:: Task requirements ::
Please tally the lines in the records that include the word "camera" and answer with the bare number.

:: Items listed in a dataset ::
%%

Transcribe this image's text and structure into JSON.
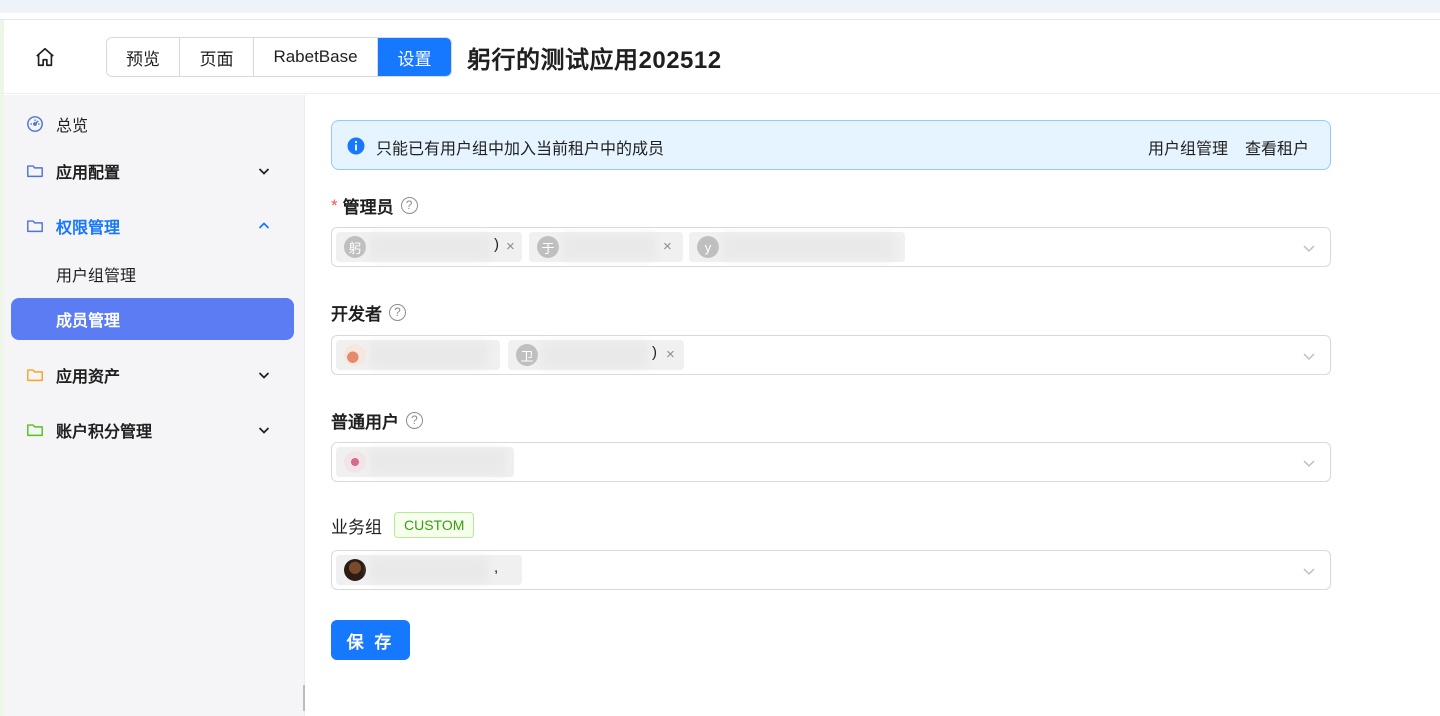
{
  "header": {
    "tabs": [
      {
        "label": "预览"
      },
      {
        "label": "页面"
      },
      {
        "label": "RabetBase"
      },
      {
        "label": "设置"
      }
    ],
    "active_tab": "设置",
    "app_title": "躬行的测试应用202512"
  },
  "sidebar": {
    "items": [
      {
        "label": "总览",
        "icon": "dashboard-icon"
      },
      {
        "label": "应用配置",
        "icon": "folder-icon",
        "expanded": false
      },
      {
        "label": "权限管理",
        "icon": "folder-icon",
        "expanded": true
      },
      {
        "label": "用户组管理"
      },
      {
        "label": "成员管理",
        "active": true
      },
      {
        "label": "应用资产",
        "icon": "folder-icon",
        "expanded": false
      },
      {
        "label": "账户积分管理",
        "icon": "folder-icon",
        "expanded": false
      }
    ],
    "colors": {
      "folder_blue": "#4f74d9",
      "folder_orange": "#f5a524",
      "folder_green": "#52c41a",
      "active_bg": "#5b7cf2"
    }
  },
  "alert": {
    "message": "只能已有用户组中加入当前租户中的成员",
    "links": [
      "用户组管理",
      "查看租户"
    ]
  },
  "fields": {
    "admin": {
      "label": "管理员",
      "required": "*",
      "help": "?",
      "chips": [
        {
          "avatar": "躬",
          "tail": ")"
        },
        {
          "avatar": "于",
          "tail": ""
        },
        {
          "avatar": "y",
          "tail": ""
        }
      ]
    },
    "developer": {
      "label": "开发者",
      "help": "?",
      "chips": [
        {
          "avatar": "",
          "tail": ""
        },
        {
          "avatar": "卫",
          "tail": ")"
        }
      ]
    },
    "user": {
      "label": "普通用户",
      "help": "?",
      "chips": [
        {
          "avatar": "",
          "tail": ""
        }
      ]
    },
    "business": {
      "label": "业务组",
      "tag": "CUSTOM",
      "chips": [
        {
          "avatar": "",
          "tail": ","
        }
      ]
    }
  },
  "remove_glyph": "×",
  "save_label": "保 存",
  "colors": {
    "primary": "#1677ff",
    "alert_bg": "#e6f4ff",
    "alert_border": "#91caff",
    "required": "#ff4d4f",
    "tag_green": "#389e0d"
  }
}
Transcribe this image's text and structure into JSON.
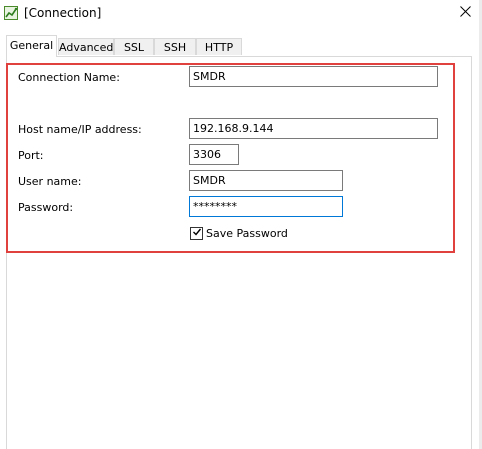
{
  "window": {
    "title": "[Connection]",
    "close_glyph": "✕"
  },
  "tabs": [
    {
      "label": "General",
      "active": true
    },
    {
      "label": "Advanced",
      "active": false
    },
    {
      "label": "SSL",
      "active": false
    },
    {
      "label": "SSH",
      "active": false
    },
    {
      "label": "HTTP",
      "active": false
    }
  ],
  "form": {
    "connection_name_label": "Connection Name:",
    "connection_name_value": "SMDR",
    "host_label": "Host name/IP address:",
    "host_value": "192.168.9.144",
    "port_label": "Port:",
    "port_value": "3306",
    "user_label": "User name:",
    "user_value": "SMDR",
    "password_label": "Password:",
    "password_value": "********",
    "save_password_label": "Save Password",
    "save_password_checked": true
  },
  "colors": {
    "highlight": "#e0413e",
    "focus_border": "#0078d7"
  },
  "icons": {
    "app": "connection-icon",
    "close": "close-icon",
    "checkbox": "checkmark-icon"
  }
}
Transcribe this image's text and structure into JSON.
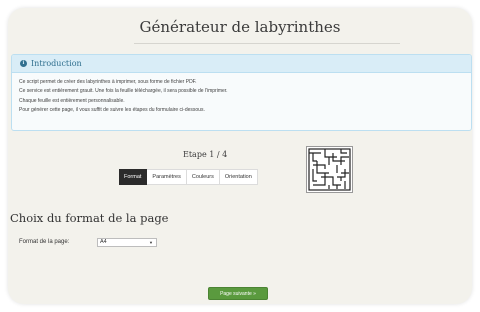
{
  "header": {
    "title": "Générateur de labyrinthes"
  },
  "intro": {
    "heading": "Introduction",
    "icon": "info-circle-icon",
    "lines": [
      "Ce script permet de créer des labyrinthes à imprimer, sous forme de fichier PDF.",
      "Ce service est entièrement grauit. Une fois la feuille téléchargée, il sera possible de l'imprimer.",
      "Chaque feuille est entièrement personnalisable.",
      "Pour générer cette page, il vous suffit de suivre les étapes du formulaire ci-dessous."
    ]
  },
  "wizard": {
    "step_label": "Etape 1 / 4",
    "tabs": [
      {
        "label": "Format",
        "active": true
      },
      {
        "label": "Paramètres",
        "active": false
      },
      {
        "label": "Couleurs",
        "active": false
      },
      {
        "label": "Orientation",
        "active": false
      }
    ]
  },
  "form": {
    "section_title": "Choix du format de la page",
    "format_label": "Format de la page:",
    "format_value": "A4"
  },
  "footer": {
    "next_label": "Page suivante »"
  },
  "colors": {
    "card_bg": "#f3f2ec",
    "info_bg": "#d9edf7",
    "info_text": "#31708f",
    "active_tab": "#2b2b2b",
    "next_button": "#5a9a3e"
  }
}
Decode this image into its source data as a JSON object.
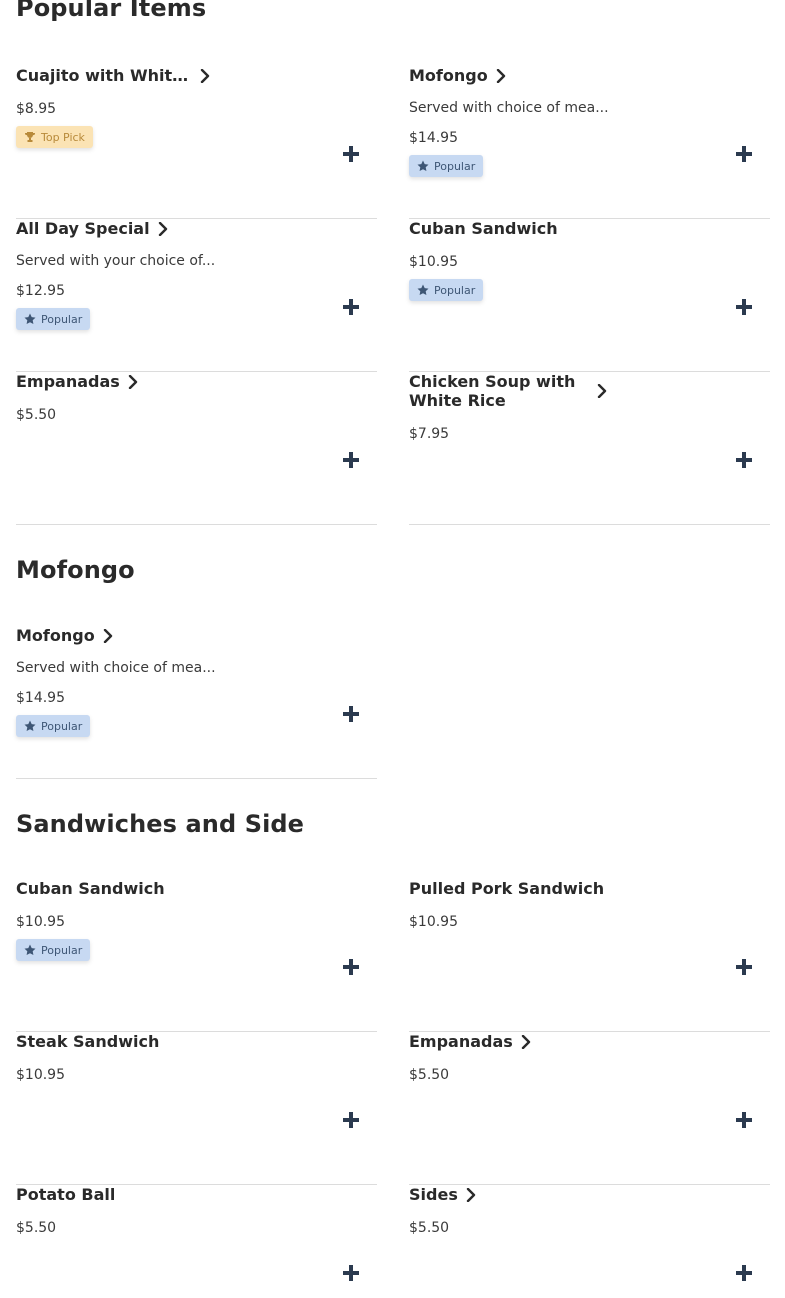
{
  "colors": {
    "text_dark": "#2a2a2a",
    "popular_badge_bg": "#c7d9f2",
    "popular_badge_text": "#3e5675",
    "toppick_badge_bg": "#fbe3b4",
    "toppick_badge_text": "#b88a3a",
    "add_icon": "#2b3a4f"
  },
  "sections": [
    {
      "title": "Popular Items",
      "items": [
        {
          "name": "Cuajito with White...",
          "chevron": true,
          "description": "",
          "price": "$8.95",
          "badge": "Top Pick"
        },
        {
          "name": "Mofongo",
          "chevron": true,
          "description": "Served with choice of mea...",
          "price": "$14.95",
          "badge": "Popular"
        },
        {
          "name": "All Day Special",
          "chevron": true,
          "description": "Served with your choice of...",
          "price": "$12.95",
          "badge": "Popular"
        },
        {
          "name": "Cuban Sandwich",
          "chevron": false,
          "description": "",
          "price": "$10.95",
          "badge": "Popular"
        },
        {
          "name": "Empanadas",
          "chevron": true,
          "description": "",
          "price": "$5.50",
          "badge": ""
        },
        {
          "name": "Chicken Soup with White Rice",
          "chevron": true,
          "description": "",
          "price": "$7.95",
          "badge": ""
        }
      ]
    },
    {
      "title": "Mofongo",
      "items": [
        {
          "name": "Mofongo",
          "chevron": true,
          "description": "Served with choice of mea...",
          "price": "$14.95",
          "badge": "Popular"
        }
      ]
    },
    {
      "title": "Sandwiches and Side",
      "items": [
        {
          "name": "Cuban Sandwich",
          "chevron": false,
          "description": "",
          "price": "$10.95",
          "badge": "Popular"
        },
        {
          "name": "Pulled Pork Sandwich",
          "chevron": false,
          "description": "",
          "price": "$10.95",
          "badge": ""
        },
        {
          "name": "Steak Sandwich",
          "chevron": false,
          "description": "",
          "price": "$10.95",
          "badge": ""
        },
        {
          "name": "Empanadas",
          "chevron": true,
          "description": "",
          "price": "$5.50",
          "badge": ""
        },
        {
          "name": "Potato Ball",
          "chevron": false,
          "description": "",
          "price": "$5.50",
          "badge": ""
        },
        {
          "name": "Sides",
          "chevron": true,
          "description": "",
          "price": "$5.50",
          "badge": ""
        }
      ]
    }
  ],
  "icons": {
    "chevron": "chevron-right-icon",
    "add": "plus-icon",
    "popular": "star-icon",
    "toppick": "trophy-icon"
  }
}
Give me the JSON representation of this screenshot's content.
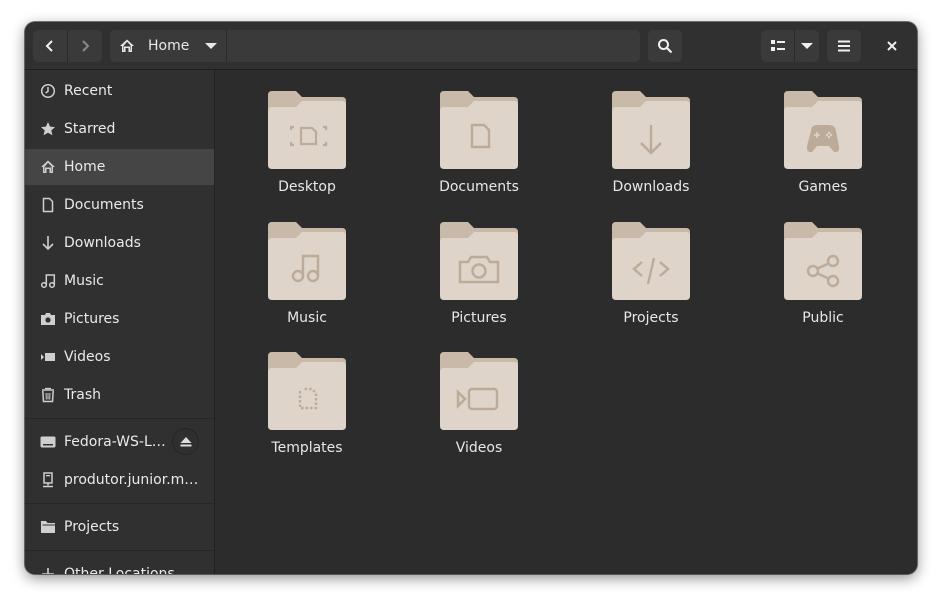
{
  "window": {
    "title": "Home"
  },
  "headerbar": {
    "back_icon": "chevron-left-icon",
    "forward_icon": "chevron-right-icon",
    "path": {
      "icon": "home-icon",
      "label": "Home",
      "dropdown_icon": "caret-down-icon"
    },
    "search_icon": "search-icon",
    "view_icon": "list-view-icon",
    "view_dropdown_icon": "caret-down-icon",
    "menu_icon": "hamburger-menu-icon",
    "close_icon": "close-icon"
  },
  "sidebar": {
    "items": [
      {
        "label": "Recent",
        "icon": "clock-icon",
        "active": false
      },
      {
        "label": "Starred",
        "icon": "star-icon",
        "active": false
      },
      {
        "label": "Home",
        "icon": "home-icon",
        "active": true
      },
      {
        "label": "Documents",
        "icon": "document-icon",
        "active": false
      },
      {
        "label": "Downloads",
        "icon": "arrow-down-icon",
        "active": false
      },
      {
        "label": "Music",
        "icon": "music-note-icon",
        "active": false
      },
      {
        "label": "Pictures",
        "icon": "camera-icon",
        "active": false
      },
      {
        "label": "Videos",
        "icon": "video-camera-icon",
        "active": false
      },
      {
        "label": "Trash",
        "icon": "trash-icon",
        "active": false
      }
    ],
    "devices": [
      {
        "label": "Fedora-WS-L…",
        "icon": "drive-icon",
        "eject_icon": "eject-icon"
      },
      {
        "label": "produtor.junior.m…",
        "icon": "computer-icon"
      }
    ],
    "bookmarks": [
      {
        "label": "Projects",
        "icon": "folder-icon"
      }
    ],
    "other": {
      "label": "Other Locations",
      "icon": "plus-icon"
    }
  },
  "content": {
    "folders": [
      {
        "name": "Desktop",
        "emblem": "desktop-icon"
      },
      {
        "name": "Documents",
        "emblem": "document-icon"
      },
      {
        "name": "Downloads",
        "emblem": "arrow-down-icon"
      },
      {
        "name": "Games",
        "emblem": "gamepad-icon"
      },
      {
        "name": "Music",
        "emblem": "music-note-icon"
      },
      {
        "name": "Pictures",
        "emblem": "camera-icon"
      },
      {
        "name": "Projects",
        "emblem": "code-icon"
      },
      {
        "name": "Public",
        "emblem": "share-icon"
      },
      {
        "name": "Templates",
        "emblem": "template-icon"
      },
      {
        "name": "Videos",
        "emblem": "video-camera-icon"
      }
    ]
  },
  "colors": {
    "folder_back": "#c9b9a9",
    "folder_front": "#ded4c9",
    "folder_emblem": "#bcab99",
    "sidebar_active": "#454545"
  }
}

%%

:: Solution to this exercise ::
4